In Memory

Diane Tingle (Hawkins)

Written by Joe Johnson of Kensington, GA on Facebook: Diane Hawkins can only be described as a force of nature. Whenever she walked into a room she commanded it. People might have first been taken by her stunning physical beauty, but they would quickly come to know the inner beauty she possessed. Diane was highly inquisitive and intelligent, and could hold conversations on virtually any topic. She was also a great listener, and people knew that she truly cared about what they had to say. Diane had an effervescent personality and zest for life, which she demonstrated through her many passions that included painting, gardening, decorating and countless other pursuits. She was always planning projects to take on, and would often implement them simultaneously or begin new ones before others had been completed. Diane was athletic as a young woman, using surfing, dancing and other activities as outlets for her abundant store of energy. She actually was a very accomplished dancer and was an instructor at the Arthur Murray Dance Studio. Diane was also extremely creative and leaves behind beautiful paintings and other artwork. She and her mother, Christine, loved to make dolls and once ran a shop called the Briar Patch to sell the dolls they made.

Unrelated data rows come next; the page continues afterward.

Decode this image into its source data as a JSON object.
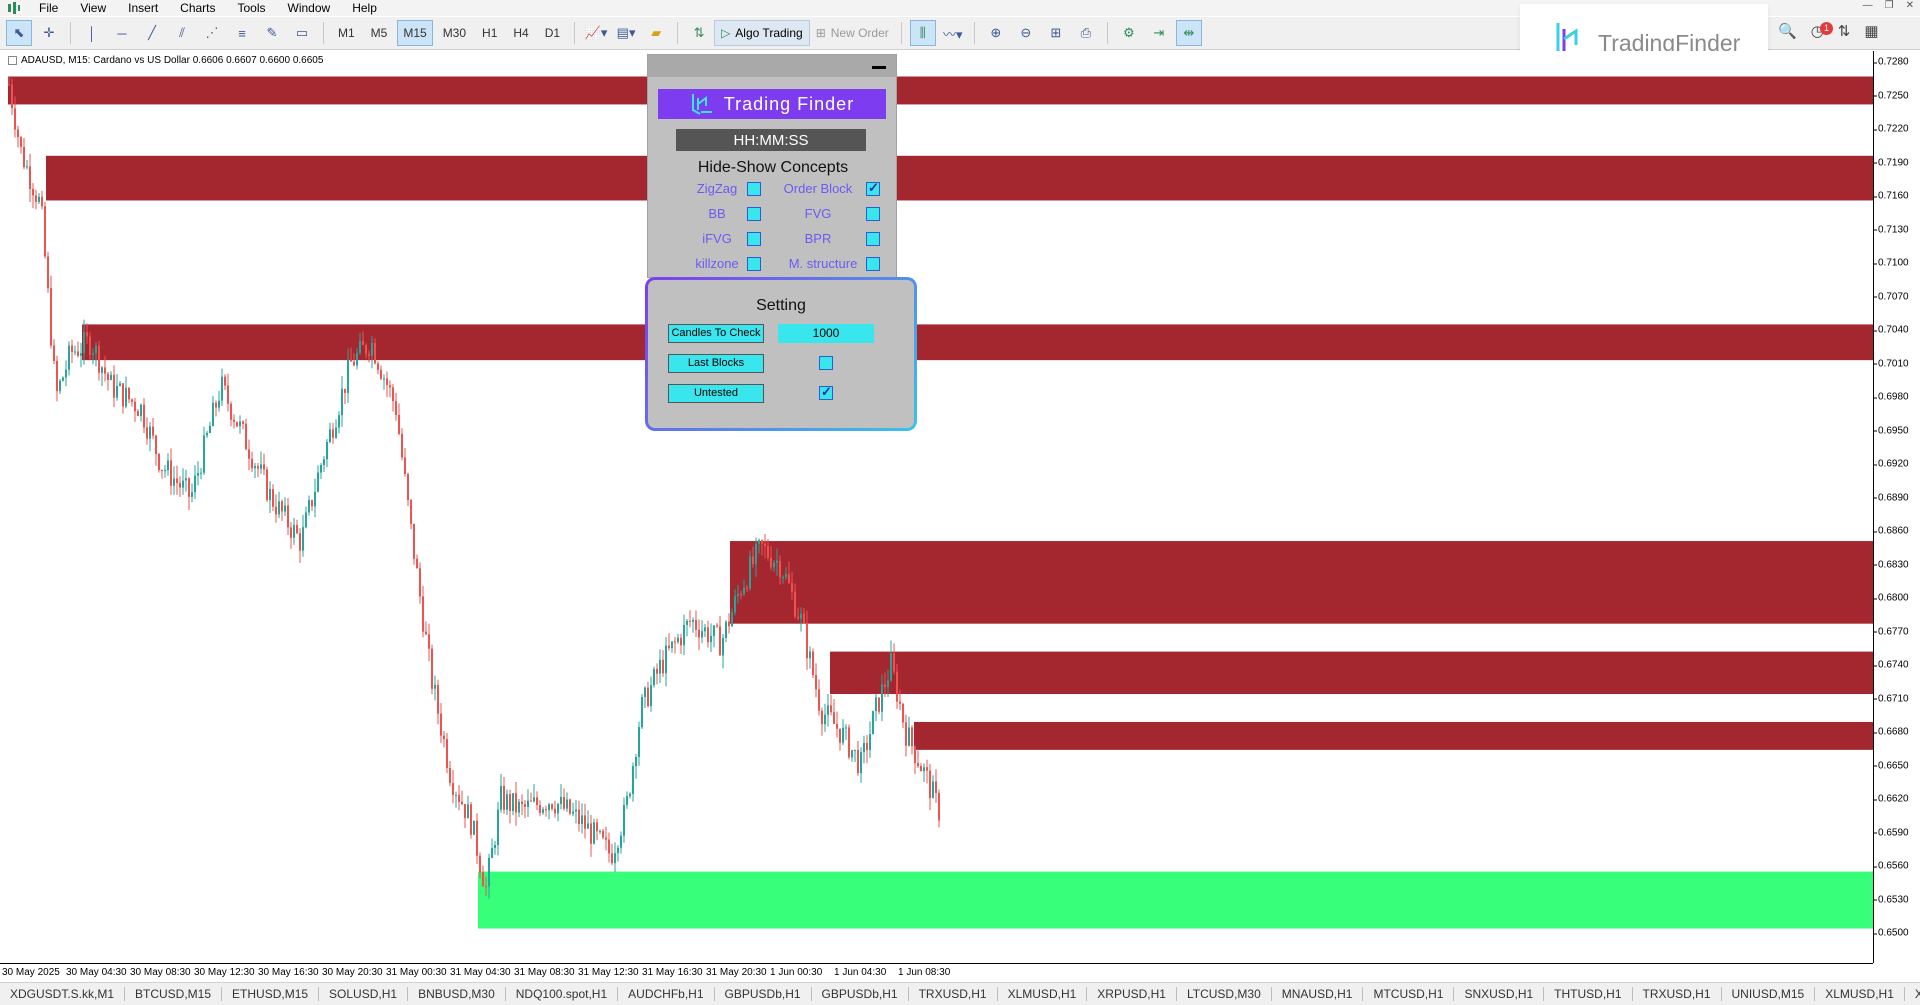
{
  "menu": [
    "File",
    "View",
    "Insert",
    "Charts",
    "Tools",
    "Window",
    "Help"
  ],
  "toolbar": {
    "timeframes": [
      "M1",
      "M5",
      "M15",
      "M30",
      "H1",
      "H4",
      "D1"
    ],
    "active_timeframe": "M15",
    "algo_trading": "Algo Trading",
    "new_order": "New Order"
  },
  "watermark": "TradingFinder",
  "notifications_count": "1",
  "chart": {
    "title": "ADAUSD, M15:  Cardano vs US Dollar  0.6606 0.6607 0.6600 0.6605",
    "price_ticks": [
      "0.7280",
      "0.7250",
      "0.7220",
      "0.7190",
      "0.7160",
      "0.7130",
      "0.7100",
      "0.7070",
      "0.7040",
      "0.7010",
      "0.6980",
      "0.6950",
      "0.6920",
      "0.6890",
      "0.6860",
      "0.6830",
      "0.6800",
      "0.6770",
      "0.6740",
      "0.6710",
      "0.6680",
      "0.6650",
      "0.6620",
      "0.6590",
      "0.6560",
      "0.6530",
      "0.6500"
    ],
    "time_ticks": [
      "30 May 2025",
      "30 May 04:30",
      "30 May 08:30",
      "30 May 12:30",
      "30 May 16:30",
      "30 May 20:30",
      "31 May 00:30",
      "31 May 04:30",
      "31 May 08:30",
      "31 May 12:30",
      "31 May 16:30",
      "31 May 20:30",
      "1 Jun 00:30",
      "1 Jun 04:30",
      "1 Jun 08:30"
    ],
    "colors": {
      "bull": "#26a69a",
      "bear": "#ef5350",
      "supply_zone": "#a4262f",
      "demand_zone": "#38ff7a"
    }
  },
  "panel": {
    "logo_text": "Trading Finder",
    "clock": "HH:MM:SS",
    "concepts_title": "Hide-Show Concepts",
    "concepts": [
      {
        "label": "ZigZag",
        "checked": false
      },
      {
        "label": "Order Block",
        "checked": true
      },
      {
        "label": "BB",
        "checked": false
      },
      {
        "label": "FVG",
        "checked": false
      },
      {
        "label": "iFVG",
        "checked": false
      },
      {
        "label": "BPR",
        "checked": false
      },
      {
        "label": "killzone",
        "checked": false
      },
      {
        "label": "M. structure",
        "checked": false
      }
    ],
    "setting_title": "Setting",
    "candles_to_check_label": "Candles To Check",
    "candles_to_check_value": "1000",
    "last_blocks_label": "Last Blocks",
    "last_blocks_checked": false,
    "untested_label": "Untested",
    "untested_checked": true
  },
  "tabs": [
    "XDGUSDT.S.kk,M1",
    "BTCUSD,M15",
    "ETHUSD,M15",
    "SOLUSD,H1",
    "BNBUSD,M30",
    "NDQ100.spot,H1",
    "AUDCHFb,H1",
    "GBPUSDb,H1",
    "GBPUSDb,H1",
    "TRXUSD,H1",
    "XLMUSD,H1",
    "XRPUSD,H1",
    "LTCUSD,M30",
    "MNAUSD,H1",
    "MTCUSD,H1",
    "SNXUSD,H1",
    "THTUSD,H1",
    "TRXUSD,H1",
    "UNIUSD,M15",
    "XLMUSD,H1",
    "X"
  ]
}
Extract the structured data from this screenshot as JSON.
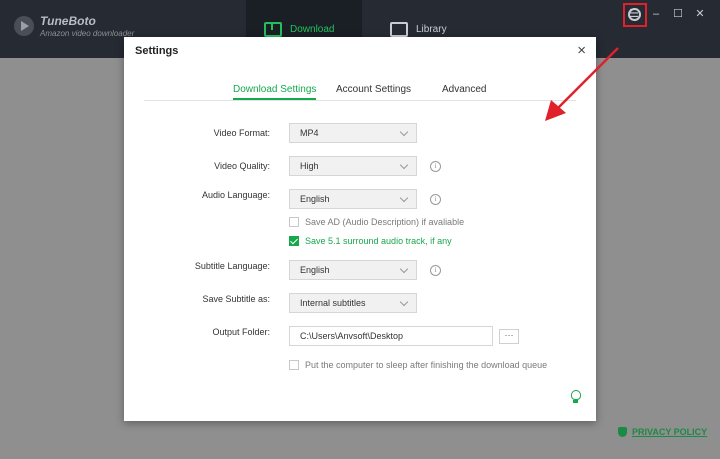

She also was a florist and was well known for her beautiful arrangements. She was also an accomplished seamstress, first making clothing for herself and later for her children. Diane wasn’t just passionate, but compassionate. She demonstrated this by dedicating her life to serving people with behavioral and developmental disabilities. And in her personal life, she would never hesitate to offer her assistance when learning that someone was in trouble or in need. Of all the lives Diane touched, she had the greatest impact on a young man named Dennis Hawkins. After moving with her family to Florida where her father, Earl, had taken on a new job, she would occasionally make trips back to the Augusta area where she lived most of her life. On one of these trips she went to the Partridge Inn, a popular Augusta nightspot where she caught Dennis’ eye. He was immediately smitten with this vivacious young woman. Shortly after they met, Diane was in an accident in which her car was rammed by a truck, sending her to the hospital with a concussion. Dennis was frantic to be with his newfound love, but he was not allowed to visit her in the hospital because he was not family. That did not stop him, however. He devised a scheme in which borrowed a doctor’s unattended white coat, draped a stethoscope around his neck and made his way to Diane’s room as though he belonged. And he did belong there, by Diane’s side. They were meant to be together and would remain so the next four decades. Next month, on May 17, is their 44th wedding anniversary. Diane and Dennis soon married, and not long afterward had their first child, Dawn. Several years later the Hawkins family grew a little more with the birth of Dustin. Then one day Dennis called Diane to let her know that a coworker told him about someone who was looking to literally give away a child. Diane knew someone who would be interested in adopting the 18-month-old girl, but after spending a short amount of time with Pamela, Diane let Dennis know that they would be having another daughter. Pam, who Diane affectionately called Moonpie Beam, was adopted and lovingly raised by Diane and Dennis as though she were their own flesh and blood. Family was always the most important thing to Diane. She made all of her children’s milestones in life special occasion that they would always treasure. She always had the right words for them to help them through difficult times. Diane was there for the births of all her grandchildren, and from thereafter loved them dearly and remained an integral part of their lives. She traveled long distances to be at Abigail’s dance recitals and birthday parties for Hope and Ian. She always affectionately called her oldest grandson, Andrew, her Darling, and as a child Andrew would call her Darlin’ in return. The name stuck and she would henceforth be known as Darlin’ to all of her grand kids. Diane put much thought and care into making holiday’s special for her family. The decorations around her house were so joyous and tastefully done, not to mention all of the food she would prepare. That made Darlins’ THE place to be for Christmas, Thanksgiving and Easter. Just a few short days ago, Diane spent her last moments on Earth doing what she loved best, working in her yard and gardens to make sure everything looked just right for when the family gathered for Easter dinner and the kids embarked on an egg hunt. This past Sunday the egg hunt went on just as always. It was a beautiful day, like many Easter Sundays that preceded it. Even though Diane’s loved ones were heavy-hearted from their sudden and unexpected loss, they took comfort knowing that she was smiling down on them from Heaven, feeling their love for her and loving each other as she would expect.